Research conducted in the lab focuses on cognitive aspects of learning and its breakdown in neurodevelopmental disorders. Yafit and her team focus on different phases of skill learning, from initial acquisition (online learning) to memory consolidation (offline learning). A major part of the research is also dedicated to understand the learning mechanisms that underlie the acquisition of speech and language-related skills, and specifically how these processes might be affected in developmental dyslexia. A related line of research concerns adaptive plasticity of speech among individuals with neurodevelopmental disorders. To this end, research combines different disciplines such as cognitive psychology, neuropsychology and speech perception. Through the research conducted in the lab they hope to gain a better understanding about the mechanisms involved in skill acquisition and to unravel the neurocoginitive basis of different neurodevelopemntal disorders.
The Neuro-phenomenological lab studying brain, mind and behaviorHead: Dr. Aviva Berkovich-Ohana
The research in my lab focuses on the neural mechanisms underlying various meditation training techniques, both in the context of basic science and consciousness research, as well as the context of applied science – i.e. their relevance to education, teachers and students. To this ends we utilize various research tools, including neuroimaging (fMRI, MEG and EEG), behavior (cognitive tasks) and phenomenology (using depth-interviews)
Laboratory for Clinical ResearchHead: Prof. Michal Shany
Our main fields of study in the lab are:
- Research on profiles of Hebrew-speaking individuals with reading disabilities.
- Research on emotional characteristics of readers with difficulties and their parents and teachers, with a particular emphasis on the negative contribution of rumination about RD to academic achievement and on changes in such relationships throughout periods of intervention.
- At the lab, we also engaged in practical work, which includes development of assessment tools and teacher training to cope with learning difficulties
Development in Context
- The relation between values and social behavior among youth
- Ethnic identity and adjustment
- Cross-cultural counseling
The Laboratory for the Study of Bilingualism
Three research fields are in focus at our lab:
- Examination of the possible effect of bilingualism on different types of creativity in non-mathematical (verbal, figurative and general) and mathematical problem solving;
- Development of creativity in early Childhood in normal and abnormal (SLI, ADHD) populations;
- Hebrew-Arabic bilingualism and morphological development.
The Unit for Software Development
Team: Stav Magelnik, Amir Yair
Our team develops innovative and creative web-based software used for intervention and research investigations in the field of Learning Disabilities. This software is widely used by teachers and research investigators around the world. The software acts as a platform for diverse assessment and treatment programs. The Reading Acceleration Program (RAP) is one of the most advanced programs in this platform. It is an innovative, interactive, individualized computerized web application for improving reading-fluency and reading-comprehension skills.

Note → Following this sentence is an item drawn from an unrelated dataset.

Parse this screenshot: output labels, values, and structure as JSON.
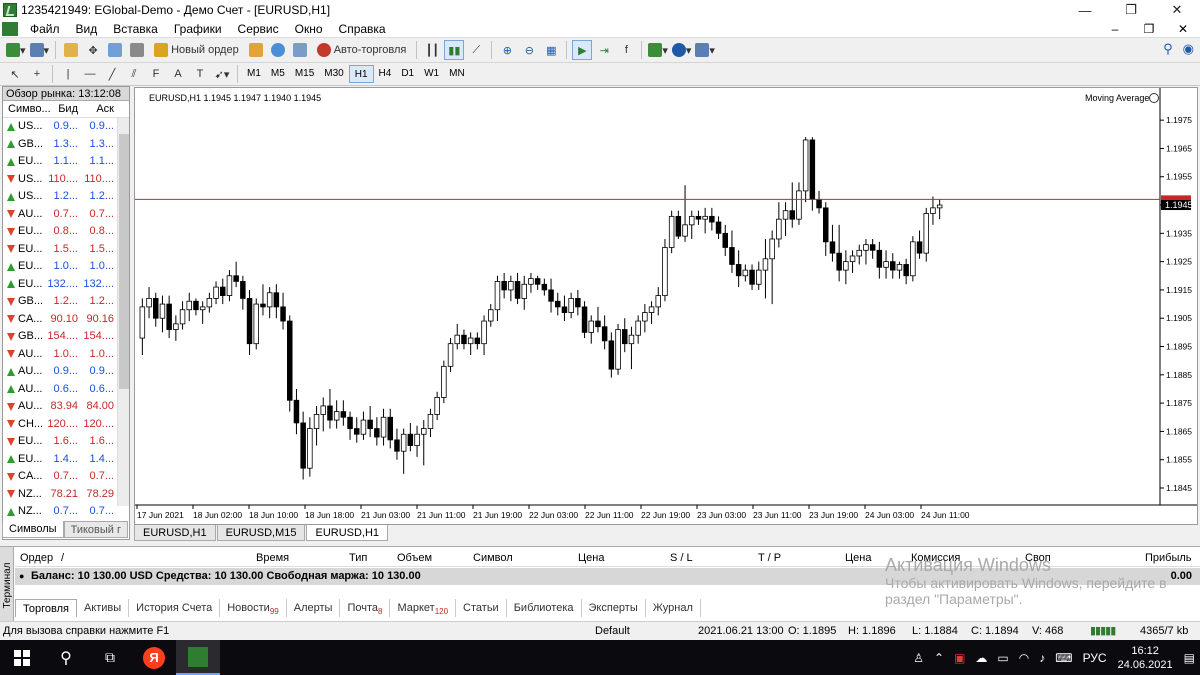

The mission of our Unit for Software Development is to create computerized tools that can adapt to the individual needs of the students to help them reach their full academic potential, no matter where they live or what language they speak.